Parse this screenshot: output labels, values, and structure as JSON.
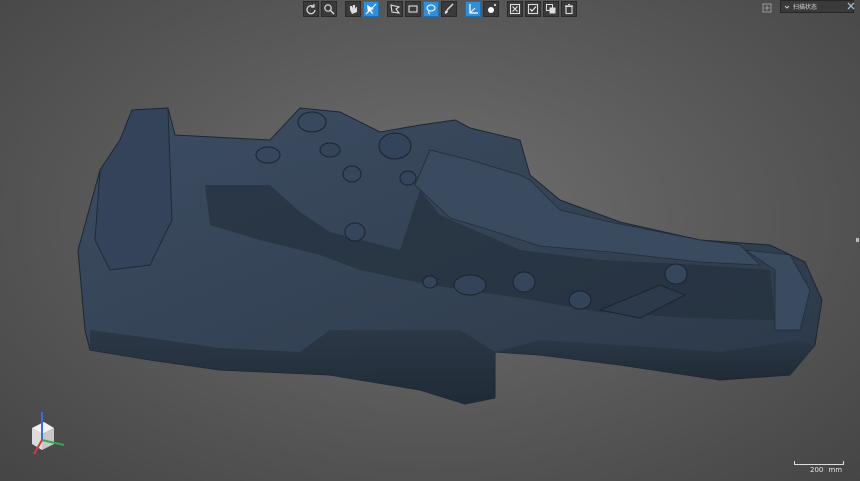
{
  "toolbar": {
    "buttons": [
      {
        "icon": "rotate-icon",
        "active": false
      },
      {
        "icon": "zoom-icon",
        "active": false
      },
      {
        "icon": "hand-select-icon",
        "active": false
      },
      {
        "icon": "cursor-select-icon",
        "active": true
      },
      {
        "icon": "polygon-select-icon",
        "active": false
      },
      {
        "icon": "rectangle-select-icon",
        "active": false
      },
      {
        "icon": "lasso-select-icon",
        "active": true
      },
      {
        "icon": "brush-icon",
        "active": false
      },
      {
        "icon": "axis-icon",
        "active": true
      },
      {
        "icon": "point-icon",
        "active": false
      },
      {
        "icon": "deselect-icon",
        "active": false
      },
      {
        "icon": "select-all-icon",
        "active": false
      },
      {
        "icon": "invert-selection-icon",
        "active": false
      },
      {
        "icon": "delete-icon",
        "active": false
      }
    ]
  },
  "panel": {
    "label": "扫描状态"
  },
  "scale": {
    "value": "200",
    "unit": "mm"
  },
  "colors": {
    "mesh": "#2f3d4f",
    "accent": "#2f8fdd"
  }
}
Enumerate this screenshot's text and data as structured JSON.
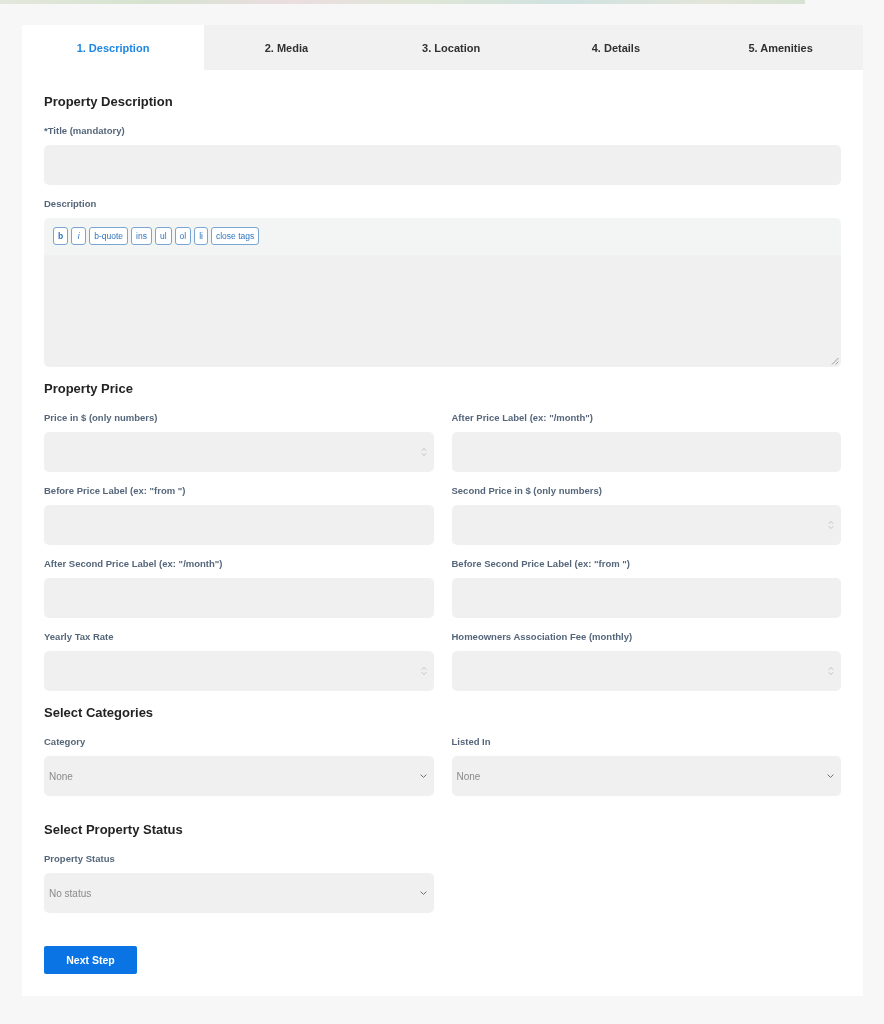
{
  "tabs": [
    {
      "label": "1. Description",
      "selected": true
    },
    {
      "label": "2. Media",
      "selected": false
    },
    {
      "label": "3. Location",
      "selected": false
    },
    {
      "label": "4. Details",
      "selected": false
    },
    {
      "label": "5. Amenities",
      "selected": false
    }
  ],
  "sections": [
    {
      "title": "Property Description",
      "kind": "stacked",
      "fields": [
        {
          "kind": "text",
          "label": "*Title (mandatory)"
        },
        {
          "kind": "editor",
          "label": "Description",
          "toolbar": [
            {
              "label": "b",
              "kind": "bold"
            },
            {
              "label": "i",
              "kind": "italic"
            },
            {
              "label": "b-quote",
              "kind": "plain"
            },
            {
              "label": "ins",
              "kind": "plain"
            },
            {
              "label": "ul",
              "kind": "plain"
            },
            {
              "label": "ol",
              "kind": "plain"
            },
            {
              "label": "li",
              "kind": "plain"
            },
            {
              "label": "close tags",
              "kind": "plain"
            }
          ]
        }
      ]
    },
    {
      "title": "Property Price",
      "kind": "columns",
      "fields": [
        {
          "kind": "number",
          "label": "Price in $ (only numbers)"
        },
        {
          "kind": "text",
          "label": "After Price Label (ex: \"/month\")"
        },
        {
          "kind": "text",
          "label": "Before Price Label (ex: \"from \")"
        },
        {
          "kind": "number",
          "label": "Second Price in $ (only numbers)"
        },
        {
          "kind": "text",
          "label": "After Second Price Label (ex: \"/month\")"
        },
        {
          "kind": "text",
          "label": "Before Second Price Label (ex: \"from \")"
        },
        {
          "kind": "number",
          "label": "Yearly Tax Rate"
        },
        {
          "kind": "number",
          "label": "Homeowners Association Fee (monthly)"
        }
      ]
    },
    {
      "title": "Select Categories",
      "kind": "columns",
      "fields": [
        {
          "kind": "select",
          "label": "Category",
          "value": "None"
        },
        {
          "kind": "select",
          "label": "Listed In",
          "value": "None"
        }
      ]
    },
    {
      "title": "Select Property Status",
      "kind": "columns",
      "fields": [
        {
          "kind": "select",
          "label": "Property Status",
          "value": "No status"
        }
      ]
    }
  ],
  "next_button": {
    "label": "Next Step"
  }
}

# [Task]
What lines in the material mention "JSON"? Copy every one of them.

# [Answer for the task]
Parse this screenshot: output labels, values, and structure as JSON.
Enumerate this screenshot's text and data as structured JSON.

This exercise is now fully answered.